Type 14s are very collectable, although not practical for shooting at the cost of 8mm Nambo ammo. Even though they don't usually bring the high dollars that Lugers and others do you should be able to get roughly $400-$425 for the pistol, holster, and magazines if all of the part numbers match.
I have one in parts that is in bad shape. Rusted, pitted, and has been sitting in parts for about five years. I read that if you press the hand grip just right, the gun will fire. I tried this, and the gun when "click". That was enough for me.
As with many of the war year production Japanese small arms the better quality pieces were produced during the early war years before the lack of resources and time constraints impacted the Japanese war effort severely.

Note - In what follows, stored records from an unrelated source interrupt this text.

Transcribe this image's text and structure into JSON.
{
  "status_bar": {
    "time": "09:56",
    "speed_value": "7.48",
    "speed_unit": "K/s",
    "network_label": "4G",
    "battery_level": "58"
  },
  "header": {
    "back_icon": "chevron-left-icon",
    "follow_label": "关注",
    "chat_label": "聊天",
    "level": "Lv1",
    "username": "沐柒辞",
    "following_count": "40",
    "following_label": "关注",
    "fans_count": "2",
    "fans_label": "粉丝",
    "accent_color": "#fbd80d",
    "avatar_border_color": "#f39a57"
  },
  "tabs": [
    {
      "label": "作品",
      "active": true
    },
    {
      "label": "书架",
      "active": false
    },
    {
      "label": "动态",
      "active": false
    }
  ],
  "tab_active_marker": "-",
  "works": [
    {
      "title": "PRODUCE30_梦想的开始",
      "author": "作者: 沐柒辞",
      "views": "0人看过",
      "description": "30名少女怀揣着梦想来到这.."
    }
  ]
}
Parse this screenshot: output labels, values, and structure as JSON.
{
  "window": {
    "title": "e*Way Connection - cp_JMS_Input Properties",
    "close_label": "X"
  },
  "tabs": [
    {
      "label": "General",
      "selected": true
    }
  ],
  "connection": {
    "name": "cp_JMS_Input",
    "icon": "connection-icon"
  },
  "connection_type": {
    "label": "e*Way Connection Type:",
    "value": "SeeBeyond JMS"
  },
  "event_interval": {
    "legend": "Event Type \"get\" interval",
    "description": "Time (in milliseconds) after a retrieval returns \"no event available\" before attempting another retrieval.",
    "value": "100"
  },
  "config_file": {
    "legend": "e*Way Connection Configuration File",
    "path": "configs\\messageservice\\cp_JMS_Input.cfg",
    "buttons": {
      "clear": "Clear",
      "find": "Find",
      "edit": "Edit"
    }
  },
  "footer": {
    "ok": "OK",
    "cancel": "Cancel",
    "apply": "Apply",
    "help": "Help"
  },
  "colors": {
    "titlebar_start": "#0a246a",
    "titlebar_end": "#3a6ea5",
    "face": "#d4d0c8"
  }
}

There are two different Nambu designs - the Type 14 and the much smaller Type 94. The type 14 is an odd cross between the Mauser C-96 and the Luger Parabellum. It was not as bad as often said. The main problem as you have stated is a very bad safety and a weak cartridge. The Ruger .22 rimfire semi-automatic pistol was inspired by the Nambu, but the Ruger is blow-back operated. If the Nambu had been up-sized to 9mm Parabellum and had a better safety and a few other problems fixed it would have been a decent sidearm for its time. Believe it or not the the Type 94 is even worse and had an exposed trigger sear which could be manipulated to fire the pistol regardless of whether the safety was on or off, certainly a catastrophic design flaw!